Monday, 11 August 2008

Peter Chasseaud at Plugstreet, August 2008

Part I. Drawings. All copyright Peter Chasseaud 2008. NB: These were done in the rain, using soft pencil on thin layout paper, so they were wet and crinkly. They look very grey here because I've had to manipulate the images for them to show up sufficiently. Still, it gives a good impression of some of the weather conditions!

Part II. Photographs. All copyrighht Peter Chasseaud 2008 unless otherwise attributed.

Dawn at Ultimo Trench, German front line, 7th August, after the first thunderstorm. Photo Peter Chasseaud.

Willows and pond west of Prowse Point. Photo Peter Chasseaud.

Farm dated 1921 (date inscribed on stone below bricked-up window), behind British front lines west of Anton's Farm. Photo Peter Chasseaud.

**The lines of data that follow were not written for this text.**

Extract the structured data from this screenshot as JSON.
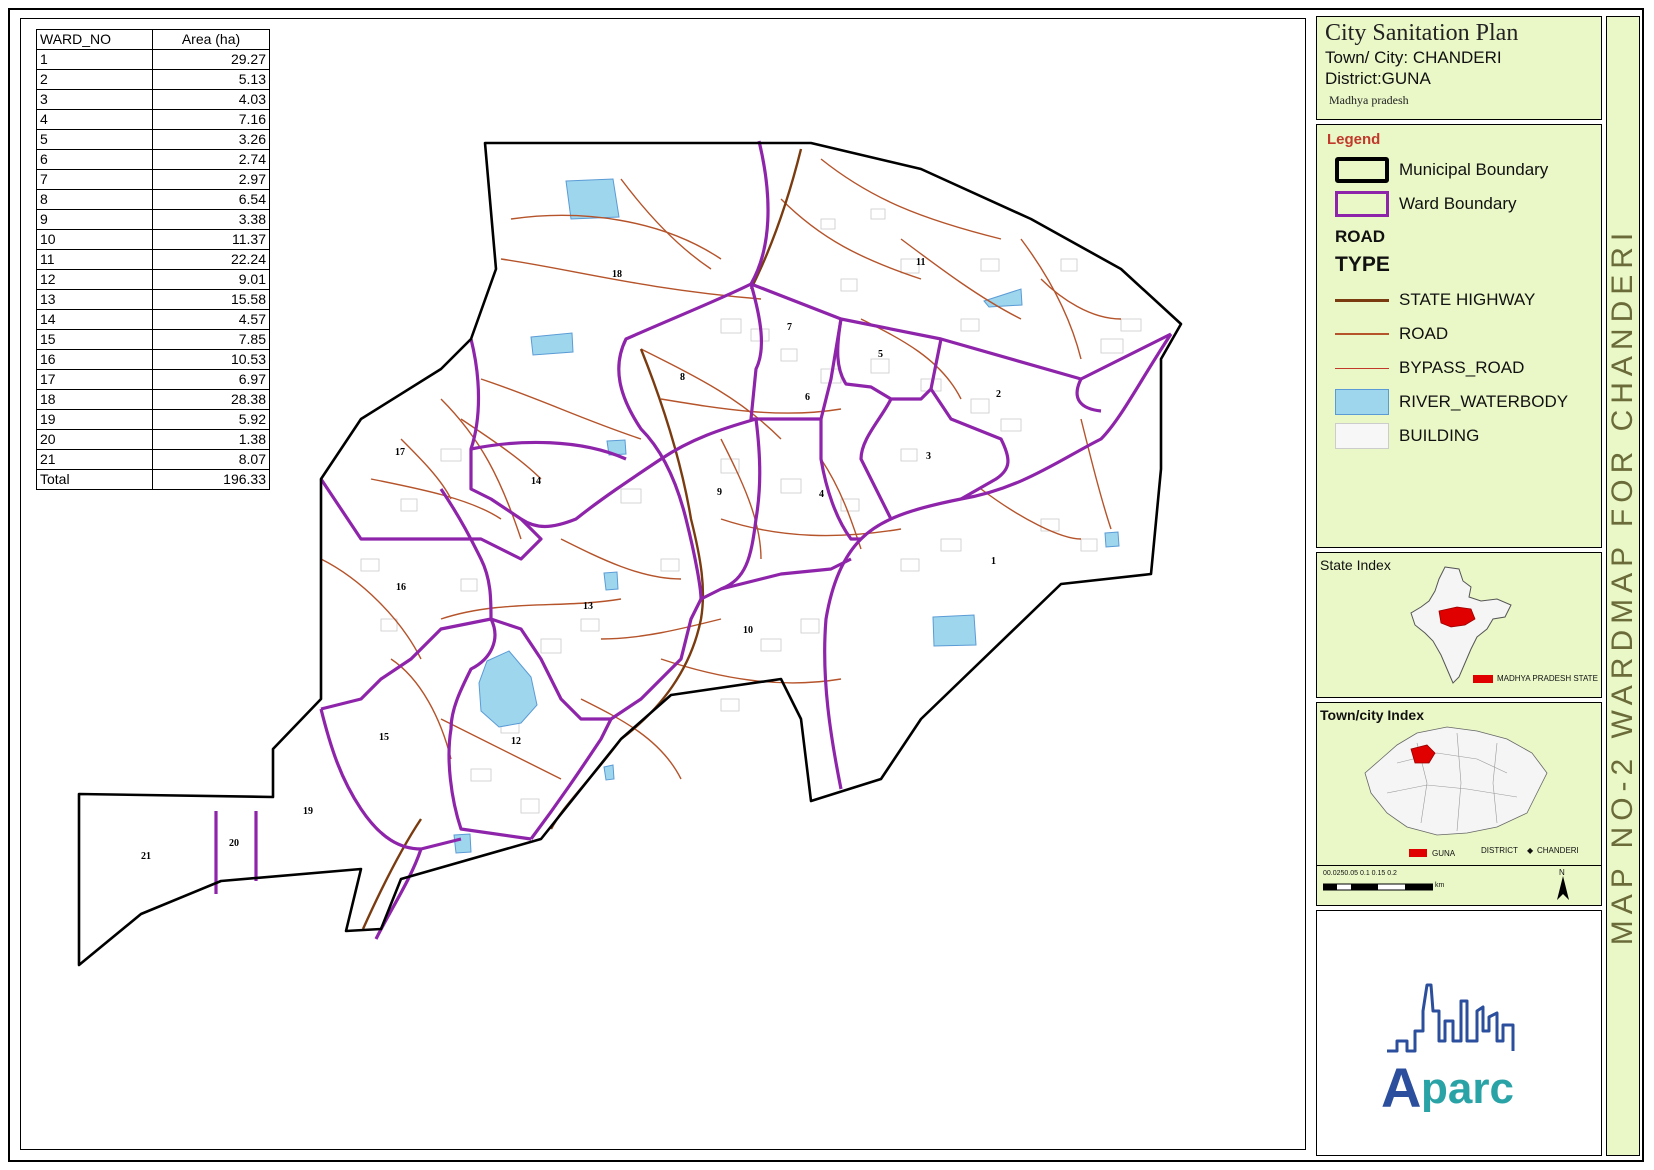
{
  "area_table": {
    "headers": [
      "WARD_NO",
      "Area (ha)"
    ],
    "rows": [
      [
        "1",
        "29.27"
      ],
      [
        "2",
        "5.13"
      ],
      [
        "3",
        "4.03"
      ],
      [
        "4",
        "7.16"
      ],
      [
        "5",
        "3.26"
      ],
      [
        "6",
        "2.74"
      ],
      [
        "7",
        "2.97"
      ],
      [
        "8",
        "6.54"
      ],
      [
        "9",
        "3.38"
      ],
      [
        "10",
        "11.37"
      ],
      [
        "11",
        "22.24"
      ],
      [
        "12",
        "9.01"
      ],
      [
        "13",
        "15.58"
      ],
      [
        "14",
        "4.57"
      ],
      [
        "15",
        "7.85"
      ],
      [
        "16",
        "10.53"
      ],
      [
        "17",
        "6.97"
      ],
      [
        "18",
        "28.38"
      ],
      [
        "19",
        "5.92"
      ],
      [
        "20",
        "1.38"
      ],
      [
        "21",
        "8.07"
      ],
      [
        "Total",
        "196.33"
      ]
    ]
  },
  "title_block": {
    "title": "City Sanitation Plan",
    "town": "Town/ City: CHANDERI",
    "district": "District:GUNA",
    "state": "Madhya pradesh"
  },
  "legend": {
    "title": "Legend",
    "municipal_boundary": "Municipal Boundary",
    "ward_boundary": "Ward Boundary",
    "road_heading": "ROAD",
    "type_heading": "TYPE",
    "state_highway": "STATE HIGHWAY",
    "road": "ROAD",
    "bypass_road": "BYPASS_ROAD",
    "river_waterbody": "RIVER_WATERBODY",
    "building": "BUILDING"
  },
  "state_index": {
    "label": "State Index",
    "caption": "MADHYA PRADESH STATE"
  },
  "town_index": {
    "label": "Town/city Index",
    "guna": "GUNA",
    "district": "DISTRICT",
    "chanderi": "CHANDERI"
  },
  "scale_bar": {
    "ticks": "00.0250.05   0.1   0.15   0.2",
    "unit": "km",
    "north": "N"
  },
  "logo_text": {
    "first": "A",
    "rest": "parc"
  },
  "vertical_title": "MAP NO-2 WARDMAP FOR CHANDERI",
  "ward_labels": [
    {
      "id": "1",
      "label": "1"
    },
    {
      "id": "2",
      "label": "2"
    },
    {
      "id": "3",
      "label": "3"
    },
    {
      "id": "4",
      "label": "4"
    },
    {
      "id": "5",
      "label": "5"
    },
    {
      "id": "6",
      "label": "6"
    },
    {
      "id": "7",
      "label": "7"
    },
    {
      "id": "8",
      "label": "8"
    },
    {
      "id": "9",
      "label": "9"
    },
    {
      "id": "10",
      "label": "10"
    },
    {
      "id": "11",
      "label": "11"
    },
    {
      "id": "12",
      "label": "12"
    },
    {
      "id": "13",
      "label": "13"
    },
    {
      "id": "14",
      "label": "14"
    },
    {
      "id": "15",
      "label": "15"
    },
    {
      "id": "16",
      "label": "16"
    },
    {
      "id": "17",
      "label": "17"
    },
    {
      "id": "18",
      "label": "18"
    },
    {
      "id": "19",
      "label": "19"
    },
    {
      "id": "20",
      "label": "20"
    },
    {
      "id": "21",
      "label": "21"
    }
  ],
  "colors": {
    "ward_boundary": "#8e24aa",
    "road": "#b5532a",
    "state_highway": "#7a3b10",
    "waterbody": "#9ed6ee",
    "panel_bg": "#eaf8c8",
    "index_highlight": "#e00000"
  }
}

Old photo of the windmill at Spanbroekmolen (now the site of a huge water-filled mine crater, blown on 7th June 1917). This site is south-west of Wytschaete. The photo is being used as part of an interpretation panel at the site. Source of photo unknown.

Contemporary trench art 1? Installation by Peter Chasseaud. Barbed-wire screw picket inserted in a cleft in a tree, Ultimo Crater, St Yvon. Photo Peter Chasseaud.

Contemporary trench art 2? Rat on a culvert at Le Gheer, just east of Ploegsteert Wood and south of Le Pelerin and the Birdcage. Photo Peter Chasseaud.

Willow tree at Bunhill Row, north side of Ploegsteert Wood. Photo Peter Chasseaud.

Contemporary trench art 3? The goggle-eyed booger with the tit. Fence post near Bunhill Row, north side of Ploegsteert Wood. Photo Peter Chasseaud.

Peter Chasseaud at dawn at Ultimo Trench, on the German front line of 1914-1917, near the spot where the remains of an Australian soldier (presumably a casualty of the attack on 7th June 1917) were found. Three of us were on site (relieving two others) during the night (and what a thunderstorm - luckily the remaining 1917 mines nearby at the Birdcage didn't go off!) to guard the remains until they could be properly recorded and excavated). The red glow in the sky at the left of the picture is the sunrise over Warneton, to the east. Photo courtesy of Henry Daniels.

As last year, my landscape (and phenomenology) work during the week (3rd to 9th August) was divided between the terrain of the wider context and that of the immediate site of the dig being conducted by the No Man's Land group of archaeologists, led by Martin Brown and Richard Osgood of Defence Estates, MOD.

My work consisted of field-walking, drawing, photography and writing, and I will be producing more artwork and writing over the next few weeks. I will be posting some of the results here.

I made two wider walks:

1) along the old German front line and its mining sites and craters from Wytschaete southward past Messines to Ploegsteert Wood, Le Pelerin and Le Gheer, taking in Maedelstede Farm, Peckham, Spanbroekmolen, Kruisstraat, Ontario Farm, La Petite Douve Farm, Trench 127, Trench 122 (Ultimo Trench and Factory Farm, sites of the dig), and The Birdcage.

2) a circumnavigation of the dark continent of Ploegsteert Wood, with forays into the interior (there are few public paths, and none that goes right through from east to west.

I saw a huge amount of wildlife - notably herons, hares, rats, partridges, moorhens and geese - and, following on from my project of last year, a large number of willow trees - particularly pollards.

More to follow.